Global growth hasn't been shaping up to optimistic expectationsby / August 25, 2015 / Leave a comment
China’s equity market fell by 8.5 per cent on Monday and around 6 per cent on Tuesday as the authorities, having reportedly spent over $200bn trying to prop it up, seemingly gave in. Global markets took their cue, falling sharply in ways that reminded us of the collapse in 2009. In China, the market action was promptly labelled Black Monday, echoing the collapse in the US and other markets in October 1987. It’s a misnomer, of course, because the real Black Monday saw the US Market fall 22.6 per cent. In the US and other advanced nations, the fall in equity markets has been widely attributed to developments in China, specifically, the 35 per cent decline in the equity market since mid-June, and more recently the mini-devaluation of the yuan two weeks ago, which was taken as a sign that all is not well with the Chinese economy. And indeed it isn’t.
This year, the penny has dropped regarding China. Ironically, it has taken a crunch in the stock market—which matters little for the Chinese economy and for global markets—and a small currency depreciation to remind markets and commentators that China itself is facing a growth crisis. China is transitioning from a political and economic model that was shaped 20-30 years ago to something different as yet unknown. It is doing so in a political environment which is designed to facilitate change but is at the same time complicating and stifling it. The upshot is likely to be a sustained economic slowdown to around 4 or 5 per cent over the next couple of years. In itself, this need not be a disaster in China or elsewhere, but no one knows what the transition will look like, how it will be managed, or what policy errors will be made along the way. So this, maybe, is what markets are now starting to sense.
Yet, tempting as it is to find something convenient and easy to blame, China isn’t the principal cause for the meltdown in markets, even if it is the proximate catalyst. Market professionals, concerned about the overvaluation of stocks and the disappointing picture and prospects for company earnings, have been expecting a relatively serious equity market correction for a long time, certainly since the beginning of 2015. Remember, equities have been rising pretty much continuously since major central banks launched QE programmes and cut interest rates to zero. No one really expected stock markets to turn wobbly until there was a serious possibility that the US Federal Reserve was poised to raise interest rates for the first time in a decade. That moment is—or was—imminent. We shall soon see.
Many economists have also warned that global growth wasn’t shaping up to optimistic expectations. The US economy, while putting in a relatively decent growth performance, has disappointed forecasters persistently this year, and the consensus for economic growth has dropped by over 1 per cent. Europe was never really in the running for an economic recovery award, but Japan hasn’t fulfilled expectations either, while emerging markets—the great hyped hope for global growth—have been struggling with a growth crisis and falling currencies for nearly two years.
Read more on Black Monday:
What is going on is not, as some have opined, as re-run of the Asian crisis in 1997-98, much less of the Great Financial Crisis of 2008-09. In the former, the problem was chronic over-borrowing in US dollars and misallocation of capital in a swathe of Asian economies. There is no parallel today, except in some specific individual countries in the emerging universe. In the latter, the problem was chronic over-leverage, especially in the finance sector. Today, leverage ratios may still be too high for comfort, but generally, they are appreciably lower.

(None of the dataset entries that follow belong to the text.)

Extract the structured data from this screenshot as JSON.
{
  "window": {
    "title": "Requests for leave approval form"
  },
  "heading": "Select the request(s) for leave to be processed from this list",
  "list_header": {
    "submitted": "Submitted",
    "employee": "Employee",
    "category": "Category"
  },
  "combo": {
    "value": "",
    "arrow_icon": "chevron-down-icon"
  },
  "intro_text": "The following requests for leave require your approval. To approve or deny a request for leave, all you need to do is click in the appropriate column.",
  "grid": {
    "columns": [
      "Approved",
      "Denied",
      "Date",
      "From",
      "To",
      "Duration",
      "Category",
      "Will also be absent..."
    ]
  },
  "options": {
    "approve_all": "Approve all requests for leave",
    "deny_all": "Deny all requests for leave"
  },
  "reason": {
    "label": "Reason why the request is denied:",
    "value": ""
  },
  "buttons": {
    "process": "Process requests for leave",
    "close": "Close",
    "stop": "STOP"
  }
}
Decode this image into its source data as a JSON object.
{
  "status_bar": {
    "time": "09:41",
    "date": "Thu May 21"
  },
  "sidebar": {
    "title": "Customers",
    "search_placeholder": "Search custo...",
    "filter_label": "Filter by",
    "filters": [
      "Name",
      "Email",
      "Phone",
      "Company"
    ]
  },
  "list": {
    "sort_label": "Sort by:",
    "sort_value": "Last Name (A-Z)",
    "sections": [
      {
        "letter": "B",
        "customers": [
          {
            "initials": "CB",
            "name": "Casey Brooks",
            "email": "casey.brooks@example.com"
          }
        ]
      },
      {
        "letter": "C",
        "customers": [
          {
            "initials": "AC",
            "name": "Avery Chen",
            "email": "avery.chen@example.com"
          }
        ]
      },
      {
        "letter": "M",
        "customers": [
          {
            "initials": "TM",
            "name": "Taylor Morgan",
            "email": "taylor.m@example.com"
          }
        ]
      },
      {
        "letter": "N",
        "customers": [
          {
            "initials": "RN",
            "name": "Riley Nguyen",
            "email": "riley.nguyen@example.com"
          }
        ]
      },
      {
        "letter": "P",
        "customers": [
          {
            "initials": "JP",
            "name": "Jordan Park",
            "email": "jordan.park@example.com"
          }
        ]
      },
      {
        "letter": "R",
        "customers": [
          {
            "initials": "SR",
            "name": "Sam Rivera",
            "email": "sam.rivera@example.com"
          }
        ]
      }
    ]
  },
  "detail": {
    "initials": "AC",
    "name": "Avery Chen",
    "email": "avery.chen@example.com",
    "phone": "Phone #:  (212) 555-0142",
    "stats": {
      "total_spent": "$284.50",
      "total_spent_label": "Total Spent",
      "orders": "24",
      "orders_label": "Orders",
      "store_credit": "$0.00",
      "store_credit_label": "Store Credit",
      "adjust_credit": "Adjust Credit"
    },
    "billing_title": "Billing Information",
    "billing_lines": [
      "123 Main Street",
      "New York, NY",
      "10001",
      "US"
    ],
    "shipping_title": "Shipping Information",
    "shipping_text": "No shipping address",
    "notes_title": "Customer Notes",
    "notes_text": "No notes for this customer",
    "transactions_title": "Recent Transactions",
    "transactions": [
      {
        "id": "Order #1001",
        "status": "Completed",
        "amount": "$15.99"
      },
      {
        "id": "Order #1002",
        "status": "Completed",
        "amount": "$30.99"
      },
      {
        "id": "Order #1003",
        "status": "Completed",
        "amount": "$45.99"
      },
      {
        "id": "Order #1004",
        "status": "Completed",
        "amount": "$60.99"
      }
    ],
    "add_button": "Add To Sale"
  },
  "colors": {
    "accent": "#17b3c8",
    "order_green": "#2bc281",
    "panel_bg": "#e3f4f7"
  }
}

Rather, global debt has continued to rise as a share of global GDP, especially among European sovereign countries, and non-financial companies in emerging countries. It’s fair to say that high levels of debt are a drag on economic growth, and to that extent, markets are also reacting with a lag. Signs of faltering global growth have been evident too in world trade. For some time it has been clear that the normal pattern in which world trade grew at twice the rate of world income has ended. Since the financial crisis, trade and income have grown in line. This year though, there is some evidence to suggest that world trade has actually been falling.
Three major questions have to be answered. First, how far will this stock market correction go? Second, will it deter the Federal Reserve from raising interest rates next month, as has been widely expected? Third, will there be material adverse consequences for the global economy? We will doubtless have many occasions to revisit these issues. Market strategists have an array of views about how far this will go. It could well go further—there are a lot of long positions, to coin a phrase, that are being cut back. Liquidation, in other words. But my fear about a substantial decline, say 20 per cent or more, would be validated only if it really looked like the world was going into recession again. I don’t think it is. One day, of course, but not for the time being.
Weakness in equity markets could deter enough Federal Reserve board members from voting for a rise in interest rates in September, though it is clear that most actually think the time has come to do so. If the markets have calmed down by the time the Fed meeting occurs, I would wager that it will still happen, but equally, fear of bad timing could get the decision pushed back to December, or even March 2016. Finally, the consequences of the market mess are unlikely to be of great consequence, provided that this is just a bout of nerves-cum-bear market correction. The so called wealth effect of market falls is variable and uncertain anyway, and there would be concerns only if it looked like the decline in stock markets were telling us something about collapsing profits and global recession. Hostage to fortune it may be, but I don’t think it is.